Turning business travel into benefit – how to build a bleisure policy

While the key aspects of creating a well-balanced travel program might not have changed, the expectations of the average business traveller certainly have. Cost and traveller safety will always underpin your approach, but it’s worth noting that there is an increased need for flexible trip options that facilitate a more personal travel experience. The boundaries between work and play spaces have shifted, so acknowledging this dynamic makes for happier travellers, resulting in more motivated and productive employees.

The draconian limits of a pandemic world have highlighted the value of freedom – and the power of choice. A sense of independence and self-determination can positively influence the mental well-being of the business traveller. According to recently published survey results by BCD Travel, nine out of ten travel managers acknowledge that employee well-being is very important. Despite this finding, there still appears to be a gap between traveller expectations and travel program guidelines.

Key areas to consider

Key areas where current travel policies seem to fall short are:

  • Granting extra time off to employees to compensate for travel outside of working hours
  • Allowing partners or family to accompany them on selected trips
  • Incorporating leisure time during business trips.

Another way to provoke a positive mental mindset, particularly for the experienced and frequent traveller – is to give them the freedom of choice – who they use, how long they stay and whether they even travel at all!

Being involved in the decision-making around whether to travel or not was the fourth most significant travel policy guideline contributing to employee well-being. With this in mind, the customisation of the travel policy to accommodate the specific needs of the roaming nomad worker is also well worth considering.

Re-writing the rules

Regardless of just how much autonomy you are willing to provide – ensure that the rules of engagement are distinctly defined so that risk to both business and the traveller is minimised. Be very clear.

  • Introduction/objective– Explain the goals and set expectations for all employees travelling for business
  • Approval/pre-approvals– Specify which travel requests require pre- or special approvals
  • Booking/reservations– Detail how and when travellers can add personal travel days to a business trip
  • People risk management– Define the duty of care protocols and safety guidelines relating to the leisure portion of the trip
  • Spending/T&E/expense guidelines– Clarify what is covered and what is not and make clear who will be responsible for payment which expenses
  • Transportation guidelines– This should cover rules for travel companion trips, insurance requirements, and accidents.

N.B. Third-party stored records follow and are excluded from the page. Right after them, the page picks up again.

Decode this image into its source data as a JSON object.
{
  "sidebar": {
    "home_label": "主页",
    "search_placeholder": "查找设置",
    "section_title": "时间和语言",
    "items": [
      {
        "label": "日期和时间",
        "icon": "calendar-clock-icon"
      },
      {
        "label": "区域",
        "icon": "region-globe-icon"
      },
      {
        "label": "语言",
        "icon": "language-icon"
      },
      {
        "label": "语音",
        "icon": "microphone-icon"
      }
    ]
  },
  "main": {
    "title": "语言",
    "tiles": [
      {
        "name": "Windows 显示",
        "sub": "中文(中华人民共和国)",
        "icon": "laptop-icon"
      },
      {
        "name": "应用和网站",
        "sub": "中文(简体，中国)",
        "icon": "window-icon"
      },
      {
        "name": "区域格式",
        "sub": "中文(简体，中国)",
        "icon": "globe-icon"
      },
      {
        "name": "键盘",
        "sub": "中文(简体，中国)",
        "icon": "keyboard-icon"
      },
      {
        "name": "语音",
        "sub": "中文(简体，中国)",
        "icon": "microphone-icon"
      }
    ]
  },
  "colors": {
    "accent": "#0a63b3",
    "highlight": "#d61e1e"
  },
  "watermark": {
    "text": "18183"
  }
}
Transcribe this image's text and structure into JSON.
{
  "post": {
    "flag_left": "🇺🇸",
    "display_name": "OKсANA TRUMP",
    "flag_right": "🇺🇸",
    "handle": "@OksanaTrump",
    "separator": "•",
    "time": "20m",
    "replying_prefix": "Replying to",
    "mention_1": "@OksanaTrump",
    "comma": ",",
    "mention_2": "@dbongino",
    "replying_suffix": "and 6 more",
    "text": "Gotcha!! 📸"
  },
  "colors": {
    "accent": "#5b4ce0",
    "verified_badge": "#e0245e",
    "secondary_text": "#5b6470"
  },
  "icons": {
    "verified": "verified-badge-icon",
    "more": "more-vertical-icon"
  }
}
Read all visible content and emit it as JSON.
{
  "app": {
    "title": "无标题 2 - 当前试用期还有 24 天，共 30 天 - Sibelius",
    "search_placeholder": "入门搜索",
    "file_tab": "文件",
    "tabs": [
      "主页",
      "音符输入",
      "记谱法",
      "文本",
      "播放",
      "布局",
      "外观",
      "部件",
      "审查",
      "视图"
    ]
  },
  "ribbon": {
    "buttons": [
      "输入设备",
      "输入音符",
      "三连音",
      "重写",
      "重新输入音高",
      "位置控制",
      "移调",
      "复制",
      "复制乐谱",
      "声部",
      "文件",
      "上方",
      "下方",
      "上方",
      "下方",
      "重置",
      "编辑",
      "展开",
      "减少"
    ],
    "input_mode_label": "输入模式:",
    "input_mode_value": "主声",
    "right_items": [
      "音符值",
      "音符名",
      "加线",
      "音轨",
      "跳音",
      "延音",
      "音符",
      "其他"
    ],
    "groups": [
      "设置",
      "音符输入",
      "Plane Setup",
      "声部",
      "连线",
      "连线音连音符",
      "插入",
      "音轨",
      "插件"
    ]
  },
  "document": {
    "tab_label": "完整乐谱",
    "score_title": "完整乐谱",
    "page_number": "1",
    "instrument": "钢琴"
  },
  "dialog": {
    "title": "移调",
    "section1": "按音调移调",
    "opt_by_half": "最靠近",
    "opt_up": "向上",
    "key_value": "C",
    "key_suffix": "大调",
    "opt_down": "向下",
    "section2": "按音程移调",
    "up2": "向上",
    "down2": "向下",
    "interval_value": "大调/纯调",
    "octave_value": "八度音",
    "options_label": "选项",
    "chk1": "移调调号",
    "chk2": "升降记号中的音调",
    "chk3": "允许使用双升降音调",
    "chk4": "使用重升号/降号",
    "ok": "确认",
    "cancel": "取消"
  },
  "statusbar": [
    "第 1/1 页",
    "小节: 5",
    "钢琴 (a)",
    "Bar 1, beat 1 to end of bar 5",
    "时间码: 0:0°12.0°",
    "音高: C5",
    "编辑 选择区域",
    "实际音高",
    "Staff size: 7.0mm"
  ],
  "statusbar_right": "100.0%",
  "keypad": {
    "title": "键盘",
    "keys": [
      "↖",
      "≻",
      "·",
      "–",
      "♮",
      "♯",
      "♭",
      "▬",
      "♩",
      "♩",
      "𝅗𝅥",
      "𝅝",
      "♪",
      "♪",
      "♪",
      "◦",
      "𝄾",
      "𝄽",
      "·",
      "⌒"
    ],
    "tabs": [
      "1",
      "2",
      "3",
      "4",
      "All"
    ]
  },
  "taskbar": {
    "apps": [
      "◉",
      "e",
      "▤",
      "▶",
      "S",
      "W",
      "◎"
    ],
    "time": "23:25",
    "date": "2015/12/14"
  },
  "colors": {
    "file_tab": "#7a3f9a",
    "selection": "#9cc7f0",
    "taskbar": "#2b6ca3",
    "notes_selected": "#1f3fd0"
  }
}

A suitably constructed travel policy can be an important tool in attracting and retaining the right people for roles in which business travel is required. It is an opportunity to demonstrate organisational understanding and respect for the personal demands that this lifestyle generates.

Contact us for guidance on how to structure a travel policy that works for you and your travellers.